Calculation of total, comprehensive energy costs for your a home or company is going to involve estimates.
The best way to do this is to err on the side of caution. If you’ve been operational for the past year, look at how much you spent in energy, and when. If you haven’t been operational a year, you’ll need to find ways of collecting this data.
Generally, if you’ve got a utility bill, you can get an idea of how much energy you’re using, but this may not necessarily tell you when you’re using it. There are options available that can help you determine at what times throughout the year you use the most energy. A yearly consideration is key here.
In a fiscal year, there are four quarters. A business will have a common baseline of energy usage, but depending on what that business’s core specialty is, there will be peaks at varying times in a given quarter. For companies that provide summer solutions, summer business spikes are to be expected. For those selling gift items, holiday spikes are to be expected.
Generally, you should see an increase in energy costs which coincides with increased business, or increased utility use. That is to say, the more business a company does, the more energy it will use. Get HVAC systems installed properly, because how systems are installed also affects energy use. But there’s something else to consider here, and that’s expansion.
Transitions With Time
Regardless of how accurate your energy measurements are, baselines are likely to change for personal and business use. You want to have an “average” number, and you want to plot expansion. Year over year, business and residential energy use are going to cost more.

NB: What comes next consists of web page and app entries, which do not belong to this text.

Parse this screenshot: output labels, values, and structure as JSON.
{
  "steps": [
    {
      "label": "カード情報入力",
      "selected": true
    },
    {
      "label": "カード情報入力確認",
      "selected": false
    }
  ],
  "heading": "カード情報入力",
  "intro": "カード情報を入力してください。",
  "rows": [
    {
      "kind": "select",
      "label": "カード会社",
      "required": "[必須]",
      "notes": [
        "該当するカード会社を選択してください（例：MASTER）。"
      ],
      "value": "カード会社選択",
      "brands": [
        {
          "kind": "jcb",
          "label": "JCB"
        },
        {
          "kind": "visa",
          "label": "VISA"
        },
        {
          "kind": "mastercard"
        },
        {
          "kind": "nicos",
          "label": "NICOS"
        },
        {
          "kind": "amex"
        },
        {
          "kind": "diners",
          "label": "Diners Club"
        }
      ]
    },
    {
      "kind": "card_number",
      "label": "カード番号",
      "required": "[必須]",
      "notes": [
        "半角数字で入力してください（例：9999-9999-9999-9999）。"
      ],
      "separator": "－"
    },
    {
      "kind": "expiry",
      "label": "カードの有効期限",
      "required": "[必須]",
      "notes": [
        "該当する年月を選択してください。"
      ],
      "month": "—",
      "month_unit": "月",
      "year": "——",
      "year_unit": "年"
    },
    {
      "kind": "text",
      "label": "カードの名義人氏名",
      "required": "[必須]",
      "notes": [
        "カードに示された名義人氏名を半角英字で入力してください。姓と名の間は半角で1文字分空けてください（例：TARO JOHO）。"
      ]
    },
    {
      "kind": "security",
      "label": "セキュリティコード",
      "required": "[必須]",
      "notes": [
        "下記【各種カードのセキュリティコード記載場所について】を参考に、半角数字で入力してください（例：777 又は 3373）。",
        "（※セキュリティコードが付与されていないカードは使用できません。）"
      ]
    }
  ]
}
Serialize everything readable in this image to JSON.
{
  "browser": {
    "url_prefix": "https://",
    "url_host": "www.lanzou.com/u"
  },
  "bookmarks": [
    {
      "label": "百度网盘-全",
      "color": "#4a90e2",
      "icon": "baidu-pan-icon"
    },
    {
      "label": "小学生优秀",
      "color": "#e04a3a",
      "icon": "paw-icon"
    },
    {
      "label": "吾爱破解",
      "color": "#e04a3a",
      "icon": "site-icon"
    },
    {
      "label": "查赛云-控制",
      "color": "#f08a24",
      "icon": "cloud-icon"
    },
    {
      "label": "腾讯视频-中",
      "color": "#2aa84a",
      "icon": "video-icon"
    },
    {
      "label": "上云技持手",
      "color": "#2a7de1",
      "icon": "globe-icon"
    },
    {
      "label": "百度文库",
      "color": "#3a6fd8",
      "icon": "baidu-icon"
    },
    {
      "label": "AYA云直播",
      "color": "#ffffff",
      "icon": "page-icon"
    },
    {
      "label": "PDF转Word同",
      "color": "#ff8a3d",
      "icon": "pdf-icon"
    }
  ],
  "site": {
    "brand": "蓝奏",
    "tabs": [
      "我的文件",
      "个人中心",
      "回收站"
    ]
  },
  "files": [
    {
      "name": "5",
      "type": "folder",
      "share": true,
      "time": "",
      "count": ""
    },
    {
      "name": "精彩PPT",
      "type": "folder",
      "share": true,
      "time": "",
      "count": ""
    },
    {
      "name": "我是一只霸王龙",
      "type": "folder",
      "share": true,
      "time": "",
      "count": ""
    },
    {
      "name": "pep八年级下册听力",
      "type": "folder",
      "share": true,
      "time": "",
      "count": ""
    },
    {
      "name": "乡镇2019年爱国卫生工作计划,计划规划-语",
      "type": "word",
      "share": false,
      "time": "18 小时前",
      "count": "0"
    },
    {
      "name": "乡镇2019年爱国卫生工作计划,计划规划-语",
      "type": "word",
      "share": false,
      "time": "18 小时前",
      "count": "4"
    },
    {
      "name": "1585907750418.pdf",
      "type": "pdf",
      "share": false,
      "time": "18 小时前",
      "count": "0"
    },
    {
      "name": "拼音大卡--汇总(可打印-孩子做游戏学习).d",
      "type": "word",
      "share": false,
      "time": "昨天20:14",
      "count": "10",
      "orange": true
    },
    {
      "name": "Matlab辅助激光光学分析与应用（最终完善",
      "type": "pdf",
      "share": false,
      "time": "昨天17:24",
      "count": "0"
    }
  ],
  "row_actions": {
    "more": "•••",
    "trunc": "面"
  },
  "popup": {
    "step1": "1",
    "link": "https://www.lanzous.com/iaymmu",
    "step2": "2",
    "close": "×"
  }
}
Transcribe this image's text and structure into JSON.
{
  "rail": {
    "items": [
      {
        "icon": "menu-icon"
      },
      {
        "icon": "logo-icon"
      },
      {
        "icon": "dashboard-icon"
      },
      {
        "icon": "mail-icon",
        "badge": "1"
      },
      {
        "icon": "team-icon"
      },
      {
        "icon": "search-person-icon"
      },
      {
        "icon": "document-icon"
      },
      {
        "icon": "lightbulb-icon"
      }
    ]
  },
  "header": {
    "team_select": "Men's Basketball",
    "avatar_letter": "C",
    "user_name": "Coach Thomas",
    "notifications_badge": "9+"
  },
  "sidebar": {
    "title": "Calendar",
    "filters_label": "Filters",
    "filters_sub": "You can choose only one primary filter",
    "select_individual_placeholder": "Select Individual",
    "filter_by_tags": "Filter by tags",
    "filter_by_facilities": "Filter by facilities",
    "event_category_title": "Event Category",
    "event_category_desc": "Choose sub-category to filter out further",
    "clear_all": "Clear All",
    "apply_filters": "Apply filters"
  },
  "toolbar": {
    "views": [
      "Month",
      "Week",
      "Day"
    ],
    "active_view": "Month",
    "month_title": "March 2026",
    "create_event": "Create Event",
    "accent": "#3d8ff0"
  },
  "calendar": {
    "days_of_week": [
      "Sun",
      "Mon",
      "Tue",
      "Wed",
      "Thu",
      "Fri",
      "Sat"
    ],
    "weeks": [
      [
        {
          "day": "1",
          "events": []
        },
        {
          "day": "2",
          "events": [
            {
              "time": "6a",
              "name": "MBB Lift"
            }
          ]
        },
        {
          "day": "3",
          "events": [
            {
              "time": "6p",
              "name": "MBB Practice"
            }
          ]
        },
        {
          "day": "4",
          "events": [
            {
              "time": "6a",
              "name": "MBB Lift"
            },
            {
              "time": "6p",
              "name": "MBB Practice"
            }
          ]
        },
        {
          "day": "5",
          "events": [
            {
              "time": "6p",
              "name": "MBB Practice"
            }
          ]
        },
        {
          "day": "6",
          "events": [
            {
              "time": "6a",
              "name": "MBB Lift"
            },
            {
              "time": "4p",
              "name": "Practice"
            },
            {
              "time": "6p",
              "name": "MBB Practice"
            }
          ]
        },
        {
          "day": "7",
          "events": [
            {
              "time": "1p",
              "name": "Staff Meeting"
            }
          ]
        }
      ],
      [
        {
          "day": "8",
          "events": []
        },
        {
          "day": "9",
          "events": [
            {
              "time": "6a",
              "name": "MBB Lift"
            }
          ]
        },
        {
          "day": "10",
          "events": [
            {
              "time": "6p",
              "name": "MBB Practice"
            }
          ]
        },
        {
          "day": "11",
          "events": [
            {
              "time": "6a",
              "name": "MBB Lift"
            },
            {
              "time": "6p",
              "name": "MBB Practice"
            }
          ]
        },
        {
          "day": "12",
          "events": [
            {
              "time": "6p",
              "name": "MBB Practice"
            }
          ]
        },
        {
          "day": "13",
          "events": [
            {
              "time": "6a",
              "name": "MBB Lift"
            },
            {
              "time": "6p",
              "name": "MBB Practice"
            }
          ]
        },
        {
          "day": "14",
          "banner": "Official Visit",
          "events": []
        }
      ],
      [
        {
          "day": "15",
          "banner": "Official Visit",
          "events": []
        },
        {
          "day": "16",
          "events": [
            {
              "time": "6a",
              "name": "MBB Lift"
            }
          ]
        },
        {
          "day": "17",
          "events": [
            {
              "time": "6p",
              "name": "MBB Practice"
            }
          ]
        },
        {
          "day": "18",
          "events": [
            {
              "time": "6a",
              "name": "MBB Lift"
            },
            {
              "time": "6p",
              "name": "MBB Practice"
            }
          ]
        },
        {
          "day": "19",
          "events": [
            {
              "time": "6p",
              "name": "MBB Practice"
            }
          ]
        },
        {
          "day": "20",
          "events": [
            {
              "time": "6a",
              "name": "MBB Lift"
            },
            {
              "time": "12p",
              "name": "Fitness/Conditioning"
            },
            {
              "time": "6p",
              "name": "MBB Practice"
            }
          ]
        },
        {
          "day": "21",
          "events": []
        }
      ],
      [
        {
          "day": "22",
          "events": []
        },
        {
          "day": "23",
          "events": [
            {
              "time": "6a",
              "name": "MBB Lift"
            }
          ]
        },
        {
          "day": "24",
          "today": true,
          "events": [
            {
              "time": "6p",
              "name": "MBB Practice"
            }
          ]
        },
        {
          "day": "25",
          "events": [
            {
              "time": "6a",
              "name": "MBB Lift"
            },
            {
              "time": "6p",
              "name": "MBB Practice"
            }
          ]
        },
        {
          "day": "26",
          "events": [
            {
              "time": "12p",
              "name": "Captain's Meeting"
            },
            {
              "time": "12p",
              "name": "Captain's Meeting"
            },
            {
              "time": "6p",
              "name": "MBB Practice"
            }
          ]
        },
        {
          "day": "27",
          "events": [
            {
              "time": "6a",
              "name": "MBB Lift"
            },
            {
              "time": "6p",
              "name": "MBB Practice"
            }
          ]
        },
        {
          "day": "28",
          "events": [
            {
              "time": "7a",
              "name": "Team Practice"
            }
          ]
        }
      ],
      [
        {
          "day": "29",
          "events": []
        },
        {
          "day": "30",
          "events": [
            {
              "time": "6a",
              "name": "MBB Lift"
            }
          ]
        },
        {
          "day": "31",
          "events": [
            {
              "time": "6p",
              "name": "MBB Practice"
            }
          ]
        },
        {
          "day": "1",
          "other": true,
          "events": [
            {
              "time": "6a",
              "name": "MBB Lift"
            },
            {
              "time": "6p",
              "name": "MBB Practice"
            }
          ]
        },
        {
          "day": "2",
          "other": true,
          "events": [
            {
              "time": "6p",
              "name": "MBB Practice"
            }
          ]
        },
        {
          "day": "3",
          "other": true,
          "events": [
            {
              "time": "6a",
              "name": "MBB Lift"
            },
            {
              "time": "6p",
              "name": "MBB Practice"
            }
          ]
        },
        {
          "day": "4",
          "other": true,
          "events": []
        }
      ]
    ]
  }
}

For example, if you’ve got a young family, the children will grow older, they’ll use more devices, take longer showers, get on the internet more, and the list goes on. Also, energy rates in a given community can shift. This may predicate switching up energy plans for your home or business.
Through EnergyBot you can compare varying energy plans and make a switch when that makes the most sense. It may develop that your best option is to install your own energy options on your property.
The Solar Option
Have you considered solar energy? It’s about a dollar a watt to acquire when the dust settles, and once installed, it will last you about ten years. Here’s how that breaks down: a 100-Watt panel costs about $100. Hookup cables, batteries, and surge controllers will expand that cost to between $150 and $400, depending on what sort of equipment you buy.
A 3.5 kWh solar energy system will cover the majority of energy needs for smaller homes. That’s $3,500 in solar panels and around $1,500 in terms of setup equipment. That’s if you set everything up yourself, which is a matter of getting the right equipment, plugging it in, and mounting it. Installation costs about $10k for a 3.5 kWh option if you don’t do it yourself.
Such a solar energy system will offset residential and business energy bills quite nicely, increase property value, and may even net a tax break—through such tax breaks aren’t going to stay on the books perpetually. If you can cut a $110 energy bill in half every month, inside ten years you’ll save $6,600 in electricity alone. Eliminate it, and solar actually puts money in your pocket.
Additional Options, And Getting The Best Energy Solutions
There are wind energy options, water energy options, and massive tax breaks for massive solar energy installations. What it all boils down to is this: what are you spending now, and what options are out there? Consider projected costs over a decade, weigh pros and cons, and choose appropriately. Do this right, and you could turn losses into profit over time.